§ **YOUR OBJECTIVE**:
Going through the entries below, count each line containing the word "view". Report the number only.

Start of DATA SHOWN

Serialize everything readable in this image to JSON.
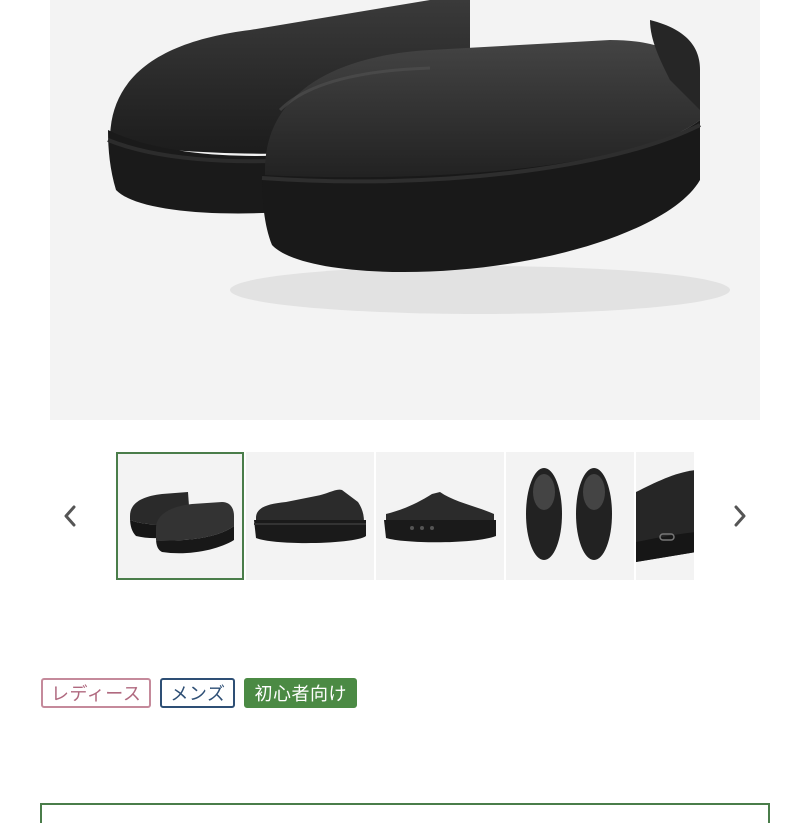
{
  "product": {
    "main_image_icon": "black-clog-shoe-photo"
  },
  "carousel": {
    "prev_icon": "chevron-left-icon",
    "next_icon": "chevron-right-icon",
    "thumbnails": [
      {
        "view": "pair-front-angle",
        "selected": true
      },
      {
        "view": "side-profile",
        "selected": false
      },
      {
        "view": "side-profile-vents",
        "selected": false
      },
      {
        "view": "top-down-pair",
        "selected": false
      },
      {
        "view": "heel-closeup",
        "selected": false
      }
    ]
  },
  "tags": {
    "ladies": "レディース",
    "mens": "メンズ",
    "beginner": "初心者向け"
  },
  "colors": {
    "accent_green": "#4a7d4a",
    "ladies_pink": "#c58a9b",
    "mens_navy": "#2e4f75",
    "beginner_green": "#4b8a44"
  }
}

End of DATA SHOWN
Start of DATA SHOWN

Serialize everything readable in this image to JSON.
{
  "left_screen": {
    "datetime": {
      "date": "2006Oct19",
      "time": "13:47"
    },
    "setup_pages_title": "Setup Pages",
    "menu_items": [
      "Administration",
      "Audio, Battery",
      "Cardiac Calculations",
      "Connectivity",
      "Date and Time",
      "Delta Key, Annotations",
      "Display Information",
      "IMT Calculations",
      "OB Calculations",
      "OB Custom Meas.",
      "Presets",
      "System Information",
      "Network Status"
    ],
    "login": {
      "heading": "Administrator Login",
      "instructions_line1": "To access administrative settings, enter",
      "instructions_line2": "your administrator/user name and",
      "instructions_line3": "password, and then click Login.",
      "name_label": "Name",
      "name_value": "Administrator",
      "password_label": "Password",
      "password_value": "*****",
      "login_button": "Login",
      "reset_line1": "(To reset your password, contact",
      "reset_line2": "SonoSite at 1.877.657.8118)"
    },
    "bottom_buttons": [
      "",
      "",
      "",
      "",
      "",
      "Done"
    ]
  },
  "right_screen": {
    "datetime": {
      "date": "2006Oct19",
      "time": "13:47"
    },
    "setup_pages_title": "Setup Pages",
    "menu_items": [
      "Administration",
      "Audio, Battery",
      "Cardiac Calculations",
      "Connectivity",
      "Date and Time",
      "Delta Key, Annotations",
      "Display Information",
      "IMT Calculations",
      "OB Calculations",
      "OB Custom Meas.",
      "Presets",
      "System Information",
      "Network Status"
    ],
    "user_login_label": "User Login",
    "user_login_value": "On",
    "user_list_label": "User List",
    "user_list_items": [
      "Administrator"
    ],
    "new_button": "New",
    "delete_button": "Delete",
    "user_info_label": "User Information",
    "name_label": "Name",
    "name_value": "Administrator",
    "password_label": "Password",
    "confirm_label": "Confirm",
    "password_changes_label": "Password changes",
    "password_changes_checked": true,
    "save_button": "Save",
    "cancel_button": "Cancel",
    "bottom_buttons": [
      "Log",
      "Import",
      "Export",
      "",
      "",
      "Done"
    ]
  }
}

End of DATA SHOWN

§ **SOLUTION**:
5